Excerpts from an interface dataset →
-.-.-

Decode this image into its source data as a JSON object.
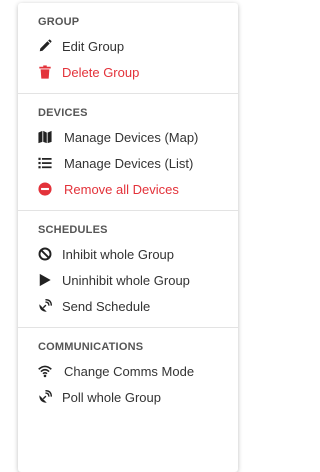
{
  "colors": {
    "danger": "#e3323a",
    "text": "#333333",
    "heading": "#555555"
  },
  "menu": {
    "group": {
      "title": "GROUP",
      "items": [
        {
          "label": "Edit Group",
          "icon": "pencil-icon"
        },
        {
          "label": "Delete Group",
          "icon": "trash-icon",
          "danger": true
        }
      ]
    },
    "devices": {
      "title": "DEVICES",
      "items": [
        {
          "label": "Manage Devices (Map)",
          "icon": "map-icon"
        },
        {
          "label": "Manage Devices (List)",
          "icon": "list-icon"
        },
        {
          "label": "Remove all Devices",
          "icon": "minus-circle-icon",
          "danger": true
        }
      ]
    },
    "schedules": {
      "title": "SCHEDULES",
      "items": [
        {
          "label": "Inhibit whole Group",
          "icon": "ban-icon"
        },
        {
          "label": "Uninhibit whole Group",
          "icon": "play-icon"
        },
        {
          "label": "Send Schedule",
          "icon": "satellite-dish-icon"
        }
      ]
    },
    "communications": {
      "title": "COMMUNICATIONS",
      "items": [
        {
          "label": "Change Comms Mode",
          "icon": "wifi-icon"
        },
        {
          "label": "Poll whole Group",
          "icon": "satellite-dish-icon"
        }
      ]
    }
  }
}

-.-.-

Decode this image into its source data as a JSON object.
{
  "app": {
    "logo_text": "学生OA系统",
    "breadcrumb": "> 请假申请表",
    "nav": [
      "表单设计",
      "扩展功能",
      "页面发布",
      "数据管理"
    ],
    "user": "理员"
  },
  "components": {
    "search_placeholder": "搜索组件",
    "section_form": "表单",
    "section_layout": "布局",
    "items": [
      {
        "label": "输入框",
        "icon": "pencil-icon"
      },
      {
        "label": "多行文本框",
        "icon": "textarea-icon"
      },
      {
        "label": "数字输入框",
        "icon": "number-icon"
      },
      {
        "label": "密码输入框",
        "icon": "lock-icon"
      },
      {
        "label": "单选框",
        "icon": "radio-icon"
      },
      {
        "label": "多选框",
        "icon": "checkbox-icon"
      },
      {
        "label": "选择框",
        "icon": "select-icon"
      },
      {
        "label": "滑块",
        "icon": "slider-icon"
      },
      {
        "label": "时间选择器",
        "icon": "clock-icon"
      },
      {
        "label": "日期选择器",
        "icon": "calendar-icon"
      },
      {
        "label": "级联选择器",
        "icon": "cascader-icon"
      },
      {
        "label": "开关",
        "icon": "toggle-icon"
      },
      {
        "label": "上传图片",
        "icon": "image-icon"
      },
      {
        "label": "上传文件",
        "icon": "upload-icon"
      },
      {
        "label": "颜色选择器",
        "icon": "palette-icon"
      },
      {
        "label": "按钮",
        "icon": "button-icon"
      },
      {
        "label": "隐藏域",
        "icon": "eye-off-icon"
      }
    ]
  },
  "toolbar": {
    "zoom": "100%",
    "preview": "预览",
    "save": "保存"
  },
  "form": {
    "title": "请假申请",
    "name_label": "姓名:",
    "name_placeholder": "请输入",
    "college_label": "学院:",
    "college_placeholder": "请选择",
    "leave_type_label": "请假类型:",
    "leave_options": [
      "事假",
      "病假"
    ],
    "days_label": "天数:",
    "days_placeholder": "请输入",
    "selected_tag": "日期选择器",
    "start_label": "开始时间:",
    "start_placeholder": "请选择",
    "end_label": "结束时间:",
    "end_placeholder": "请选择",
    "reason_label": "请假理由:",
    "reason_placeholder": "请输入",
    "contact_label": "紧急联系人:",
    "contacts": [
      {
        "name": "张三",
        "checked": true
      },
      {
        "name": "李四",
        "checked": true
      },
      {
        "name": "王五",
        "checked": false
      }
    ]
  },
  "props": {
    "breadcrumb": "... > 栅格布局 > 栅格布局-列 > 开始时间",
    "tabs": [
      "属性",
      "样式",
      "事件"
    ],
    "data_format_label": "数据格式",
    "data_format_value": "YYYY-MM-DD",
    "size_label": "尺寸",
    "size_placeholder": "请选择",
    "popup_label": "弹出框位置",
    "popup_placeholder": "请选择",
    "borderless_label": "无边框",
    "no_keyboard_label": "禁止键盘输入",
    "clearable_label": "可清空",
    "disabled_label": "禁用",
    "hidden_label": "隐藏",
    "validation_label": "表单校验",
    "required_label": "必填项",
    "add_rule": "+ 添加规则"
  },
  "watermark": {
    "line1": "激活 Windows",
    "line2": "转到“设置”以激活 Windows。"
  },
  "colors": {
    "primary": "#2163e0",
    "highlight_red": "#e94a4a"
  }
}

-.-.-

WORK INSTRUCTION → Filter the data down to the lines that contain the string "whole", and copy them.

REPLY TO THE TASK →
          "label": "Inhibit whole Group",
          "label": "Uninhibit whole Group",
          "label": "Poll whole Group",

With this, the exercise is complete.